English Intonation and Rhythm
(Teacher Joe originally wrote this article for College English Magazine in Beijing.)
Chinese is a "tonal" language with four differnt "tones". In standard Chinese the words "soup", "sugar", "recline", and "burn" are all pronounced as "tang". The first tone could be represented as a straight line, like this: - which is a high, flat sound. The second tone could be shown like this: / which is a rising sound. The third tone could be written this way: \/ which goes down first before going up. Finally, the fourth down could be represented this way: \ which goes from high down to low.
English doesn't have special tones for each word, but important syllables are stressed using a certain kind of "tone". In particular, the "tone" of ordinary strong vowels (a, e, i, o, u) is very important in English. Some vowels are strong, for example, the first vowel in YESterday, or the second vowel in toMORrow. The unique "tone" of these vowels could be represented in this way: /\/\/ which goes up and down and up and down and up and down! Try listening to a cassette tape from your favorite textbook so you can hear how this sounds. Many students don't do this, then when they try to speak fast, they cannot be understood!

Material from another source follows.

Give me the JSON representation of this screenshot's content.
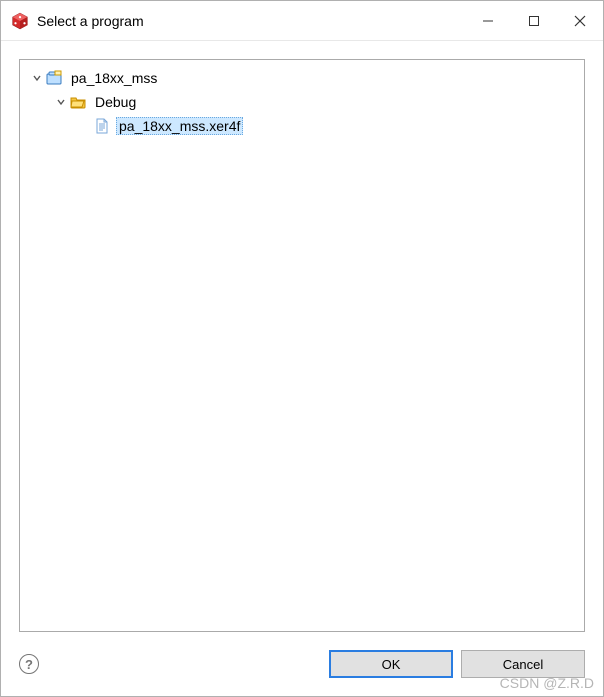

Pronouncing stressed vowels in this way will not only make your language easier to understand. Sometimes it can also change the meaning of what you want to say. For example, you may have read my article on "Numbers" in the October issue of College English. If so, you will remember that numbers such as 13 and 30, or 14 and 40, have different stress patterns. "Tens" such as 30 and 40 have one strong vowel, the first. So we say THIRty and FORty. However, "teens" such as 13 and 14 are pronounced with two strong points. We would say THIR TEEN and FOUR TEEN. When students want to say they are 19 years old but say NINE teen, I often wonder how they can look so young! They certainly don't look like my great grandparents!!
Many other words can change meaning because of stress. One example is REcord and reCORD. The first is a noun and the second is a verb. The form of a word is also important, for example consider psyCHOlogy and psychoLOgical. The noun is stressed on the second syllable but the adjective is stressed on the third. Phrases such as WHITE house and white HOUSE are very different. I have lived in a white HOUSE, but I have never lived in the WHITE house in Washington. Actually, I also lived in a green HOUSE when I was a boy, but since I'm not a plant, I have never lived in a GREENhouse!
A common problem students have is in distinguishing the difference between "can" and "can't". Although there is a "t" in "can't", it is often hard to hear in fast speech. Instead, the stress of the vowel determines the meaning. For example, I would say that I can SPEAK French. (Actually, "I" and "French" will also be stressed here.) The important part for us is "can SPEAK". The word "speak" has the important meaning, so it is emphasized. But if we cannot speak French, then the negative is more important. So, we would say "I CAN'T speak French. The "a" in "CAN'T" is much clearer, using the up and down "tone", than in "can"!
Within a sentence, the stress pattern can change the meaning completely. Consider the following four sentences. The bold, underlined words would be stressed the most, using the "tone" I described at the top of this article.
1. I will go now.
2. I will go now.
3. I will go now.
4. I will go now.
The first sentence means that it is not someone else, but truly I who will go. The second sentence means that I truly WILL go, even if you don't believe me! The third sentence emphasizes that I will leave, not come or stay. And the fourth sentence emphasizes that I cannot wait any longer, I must go NOW.
All of the examples so far use the special up and down "tone" I mentioned above. Sometimes, however, the tone is different. For example, there is a big difference between "Really?" as a question and "Really!" as an answer. The stress is always on the first syllable, but "Really?" as a question is similar to the second tone in standard Chinese, starting low and going up. However, if you don't believe something, you can go up and down first, like this: /\/\/ which starts by going up and then down but finishes by going up. That REALLY shows doubt! Of course, if you are very sure, the tone would go from high to low, like the fourth tone in Chinese.
Another different tone is for showing anger. Then we use a downward tone similar to the fourth tone in Chinese. (I remember when I first came to China, I mispronounced the expression "bu hao" by saying "bu" with a second or third tone. When people corrected me by saying "bu" with a fourth tone, I thought they were angry at me!) Now, if you are very angry, you can say every word of a sentence with this downward tone. This is how mothers speak in English when they want their children to do something: "GO CLEAN UP YOUR ROOM RIGHT NOW!" It's quite frightening, so be careful how you use it!
Besides saying the examples in this article, listen to all kinds of English to hear what I mean. Cassette tapes and DVDs are a great way to learn this way of speaking. DVDs are especially good, because you can match the expressions on a person's face with their stress patterns.
Good luck with improving the "tones" of your English!